Earth Observatory Blog

Submitted on 05 Nov 2019 by:

Today is World Tsunami Awareness Day. It is a timely opportunity to create greater global awareness about tsunamis as a geological hazard. Before asking how we can stay safe (or safer) from tsunamis, we must first think about how we might improve on the resilience of our current and future infrastructure.

Let’s start by looking at what a tsunami is. A tsunami is a series of waves caused by an underwater earthquake, a volcanic eruption, a landslide, or meteorological processes (meteo-tsunamis). 

So why is SE Asia vulnerable to tsunami hazards? First of all, SE Asia lies in a complex tectonic setting that contains many fault systems and volcanoes. Coupled with a high population density and a tight network of infrastructure in coastal areas, one can imagine just how...

Submitted on 30 May 2019 by:

I went to Banda Aceh, Indonesia in 2006 to help assess the impact of the 2004 Indian Ocean tsunami upon the region’s rich cultural heritage. The scale of destruction caused by the tsunami was staggering. Half the city had been pulverised and all that was left was a mix of concrete, broken furniture, household items, and a colorful patchwork of shreds of clothing. We found clusters of beautifully carved stone grave markers dating back centuries amongst the rubble, half buried in mud and debris, or piled up neglected near areas being cleared by NGOs and donors for new tracts of post-disaster housing.

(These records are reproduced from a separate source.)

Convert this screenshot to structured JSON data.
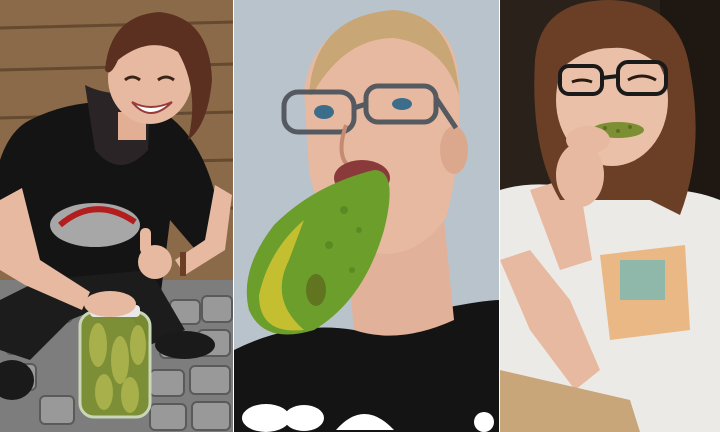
{
  "collage": {
    "panels": [
      {
        "id": "left",
        "scene": "woman-with-pickle-jar"
      },
      {
        "id": "center",
        "scene": "man-with-giant-cucumber"
      },
      {
        "id": "right",
        "scene": "girl-with-small-pickle"
      }
    ]
  },
  "colors": {
    "wood": "#8a6a48",
    "cobblestone": "#7d7d7d",
    "shirt_black": "#141414",
    "wall_grey": "#b9c3cb",
    "cucumber_green": "#6c9e2c",
    "cucumber_yellow": "#d3c431",
    "room_dark": "#2a211a",
    "skin": "#e7b9a0",
    "hair_brown": "#6b3f26"
  }
}
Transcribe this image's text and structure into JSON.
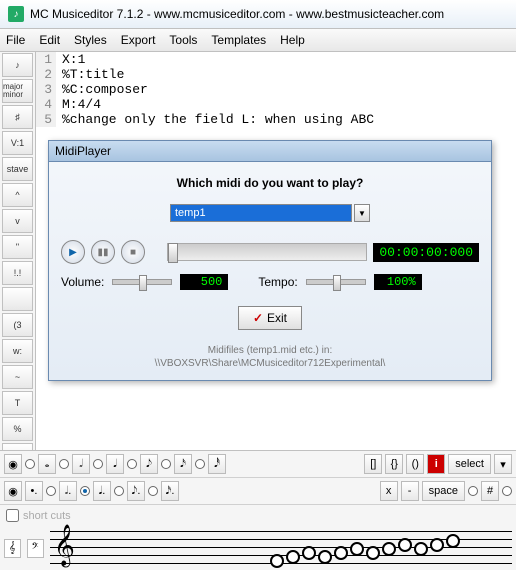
{
  "titlebar": {
    "icon_letter": "♪",
    "text": "MC Musiceditor 7.1.2 - www.mcmusiceditor.com - www.bestmusicteacher.com"
  },
  "menubar": [
    "File",
    "Edit",
    "Styles",
    "Export",
    "Tools",
    "Templates",
    "Help"
  ],
  "sidebar": [
    "♪",
    "major minor",
    "♯",
    "V:1",
    "stave",
    "^",
    "v",
    "\"",
    "!.!",
    "",
    "(3",
    "w:",
    "~",
    "T",
    "%",
    "♫",
    "□"
  ],
  "editor": {
    "lines": [
      {
        "n": "1",
        "text": "X:1",
        "cls": ""
      },
      {
        "n": "2",
        "text": "%T:title",
        "cls": "dir"
      },
      {
        "n": "3",
        "text": "%C:composer",
        "cls": "dir"
      },
      {
        "n": "4",
        "text": "M:4/4",
        "cls": ""
      },
      {
        "n": "5",
        "text": "%change only the field L: when using ABC",
        "cls": "dir"
      }
    ]
  },
  "dialog": {
    "title": "MidiPlayer",
    "question": "Which midi do you want to play?",
    "combo_value": "temp1",
    "time": "00:00:00:000",
    "volume_label": "Volume:",
    "volume_value": "500",
    "tempo_label": "Tempo:",
    "tempo_value": "100%",
    "exit_label": "Exit",
    "foot1": "Midifiles (temp1.mid etc.) in:",
    "foot2": "\\\\VBOXSVR\\Share\\MCMusiceditor712Experimental\\"
  },
  "toolbar2": {
    "brackets": [
      "[]",
      "{}",
      "()"
    ],
    "i_label": "i",
    "select_label": "select",
    "x_label": "x",
    "dash_label": "-",
    "space_label": "space",
    "sharp": "#"
  },
  "shortcuts_label": "short cuts"
}
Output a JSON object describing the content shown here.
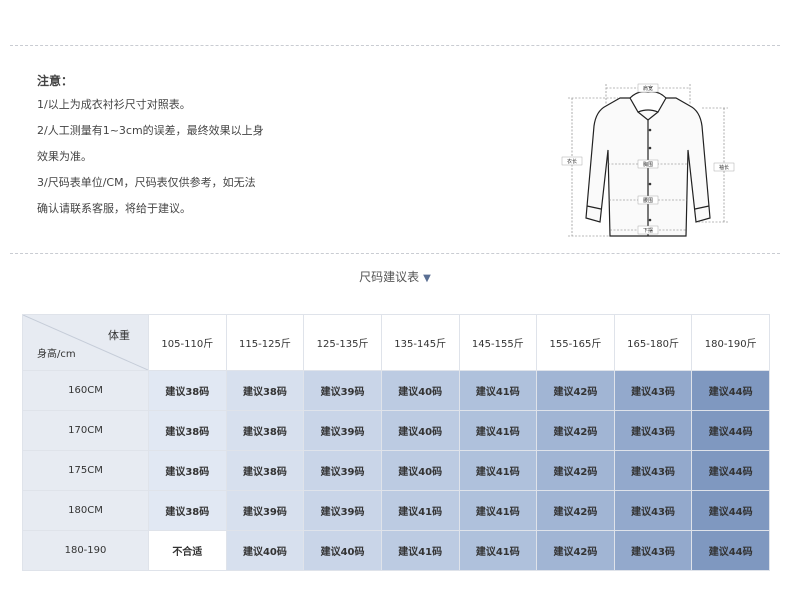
{
  "notes": {
    "title": "注意：",
    "lines": [
      "1/以上为成衣衬衫尺寸对照表。",
      "2/人工测量有1~3cm的误差，最终效果以上身",
      "效果为准。",
      "3/尺码表单位/CM，尺码表仅供参考，如无法",
      "确认请联系客服，将给于建议。"
    ]
  },
  "diagram": {
    "shoulder": "肩宽",
    "length": "衣长",
    "sleeve": "袖长",
    "chest": "胸围",
    "waist": "腰围",
    "hem": "下摆"
  },
  "section_title": "尺码建议表",
  "table": {
    "corner_weight": "体重",
    "corner_height": "身高/cm",
    "columns": [
      "105-110斤",
      "115-125斤",
      "125-135斤",
      "135-145斤",
      "145-155斤",
      "155-165斤",
      "165-180斤",
      "180-190斤"
    ],
    "rows": [
      {
        "height": "160CM",
        "cells": [
          "建议38码",
          "建议38码",
          "建议39码",
          "建议40码",
          "建议41码",
          "建议42码",
          "建议43码",
          "建议44码"
        ]
      },
      {
        "height": "170CM",
        "cells": [
          "建议38码",
          "建议38码",
          "建议39码",
          "建议40码",
          "建议41码",
          "建议42码",
          "建议43码",
          "建议44码"
        ]
      },
      {
        "height": "175CM",
        "cells": [
          "建议38码",
          "建议38码",
          "建议39码",
          "建议40码",
          "建议41码",
          "建议42码",
          "建议43码",
          "建议44码"
        ]
      },
      {
        "height": "180CM",
        "cells": [
          "建议38码",
          "建议39码",
          "建议39码",
          "建议41码",
          "建议41码",
          "建议42码",
          "建议43码",
          "建议44码"
        ]
      },
      {
        "height": "180-190",
        "cells": [
          "不合适",
          "建议40码",
          "建议40码",
          "建议41码",
          "建议41码",
          "建议42码",
          "建议43码",
          "建议44码"
        ]
      }
    ],
    "column_colors": [
      "#e1e8f3",
      "#d7e0ee",
      "#c9d5e8",
      "#bccbe2",
      "#afc1dc",
      "#a1b5d4",
      "#93a9cc",
      "#7f98c0"
    ],
    "unsuitable_color": "#ffffff"
  }
}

The same waves that killed over 150,000 people and displaced millions had reached back into the past and threatened to wipe out the historical memories of Aceh’s coastal...